The Nation writer Sasha Abramsky asked Ferguson about his recent report on the decline in state funding for education, the shrinking role of government, and the shift in Idaho politics Ferguson noted during his tenure as chief state economist.
Here’s an excerpt:
“Economics is intimately tied in with politics, of course. What’s happening to Idaho’s politics?
There’s a hardening of positions. During the 1980s, Idaho had pretty difficult economic challenges. We had a very severe recession in the early ’80s, as severe as the Great Recession. From 1983 to ’87, Idaho increased its corporate income tax, personal income tax and sales tax—and that allowed public services to continue uninterrupted. From the late ’80s to the early 2000s, Idaho had some spectacular economic performances.
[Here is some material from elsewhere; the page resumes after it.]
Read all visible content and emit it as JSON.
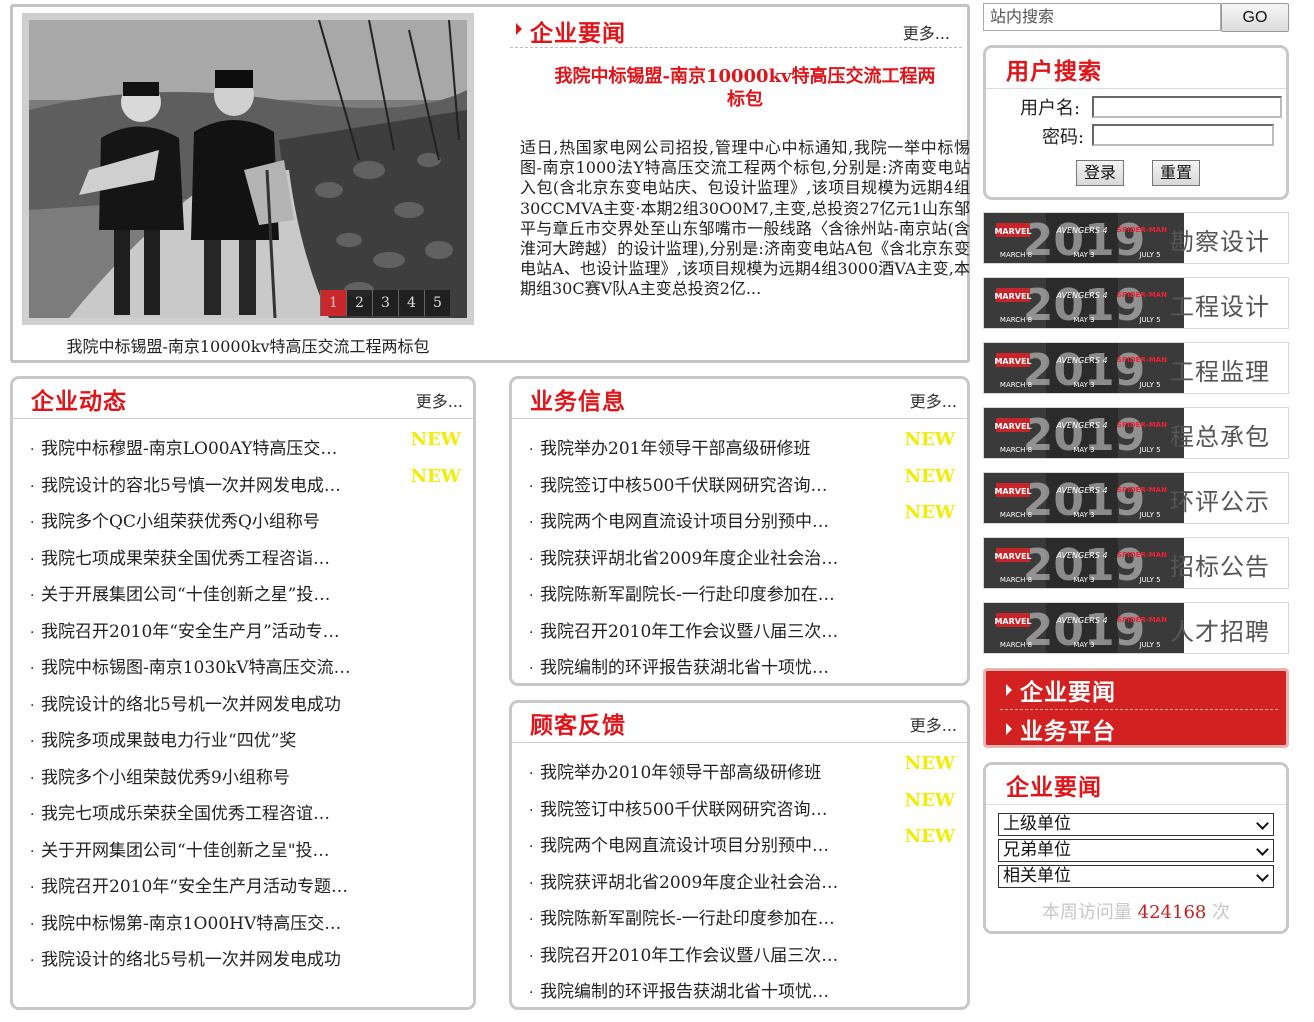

I’m not suggesting tax increases created a vibrant economy, but it certainly didn’t impede it. Now the storyline goes that we need to cut taxes in order to get Idaho’s economy out of the doldrums. And the evidence doesn’t really support that notion.
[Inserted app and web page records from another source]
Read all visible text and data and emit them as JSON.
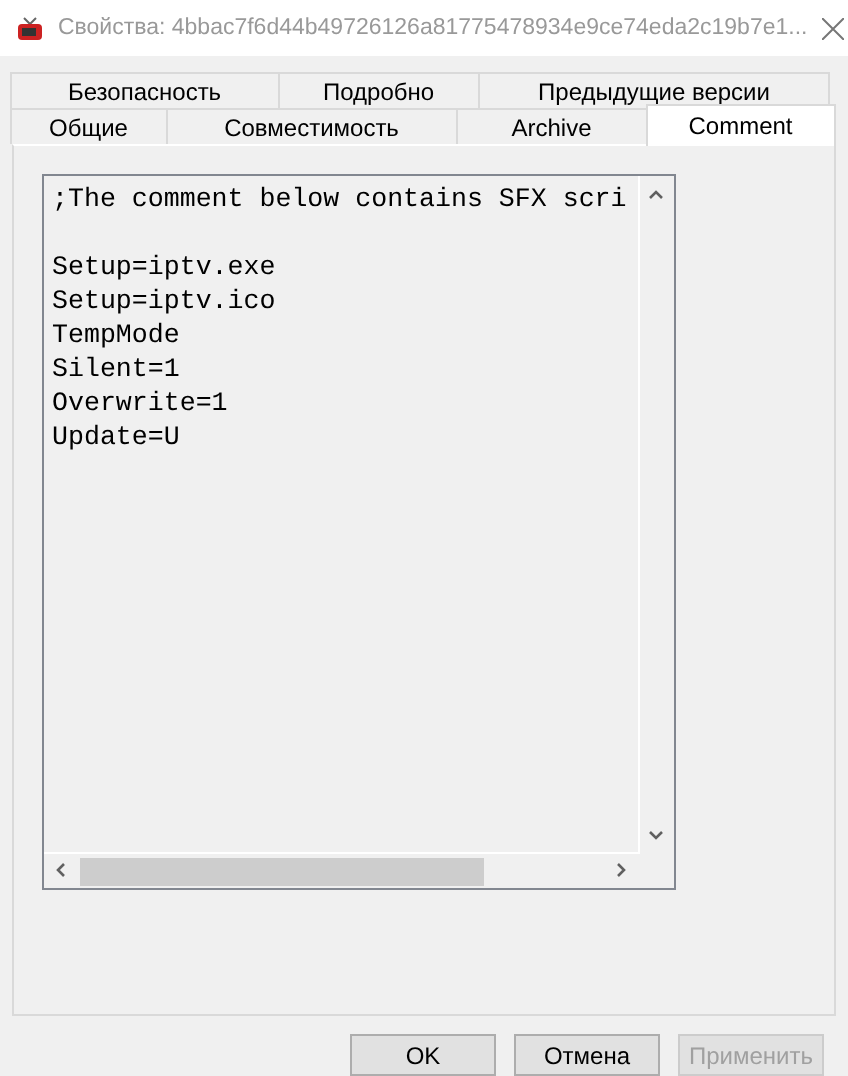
{
  "window": {
    "title": "Свойства: 4bbac7f6d44b49726126a81775478934e9ce74eda2c19b7e1..."
  },
  "tab_rows": [
    {
      "tabs": [
        {
          "label": "Безопасность",
          "selected": false
        },
        {
          "label": "Подробно",
          "selected": false
        },
        {
          "label": "Предыдущие версии",
          "selected": false
        }
      ]
    },
    {
      "tabs": [
        {
          "label": "Общие",
          "selected": false
        },
        {
          "label": "Совместимость",
          "selected": false
        },
        {
          "label": "Archive",
          "selected": false
        },
        {
          "label": "Comment",
          "selected": true
        }
      ]
    }
  ],
  "comment": {
    "first_line": ";The comment below contains SFX scri",
    "lines": [
      "Setup=iptv.exe",
      "Setup=iptv.ico",
      "TempMode",
      "Silent=1",
      "Overwrite=1",
      "Update=U"
    ]
  },
  "buttons": [
    {
      "label": "OK",
      "disabled": false
    },
    {
      "label": "Отмена",
      "disabled": false
    },
    {
      "label": "Применить",
      "disabled": true
    }
  ]
}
Why does it carry so much traction?
I wish I knew. It’s often guided more by emotion than it is by actual analysis and fact-based information. We’ve seen the rise of the Tea Party, and that’s had a lot of traction in terms of influencing public policy, both nationally and at the state level. There is a distinct bias against the public side of the ledger. We have things like the GSA scandal that reinforce the notion that government’s incompetent. But you can find those sorts of things in the corporate world, and nobody’s suggesting we eliminate the private sector. In my mind, what’s missing is a balance, the idea that some things we do collectively as a society are done through the public sector, and other things are done through the private sector.” – TheNation.com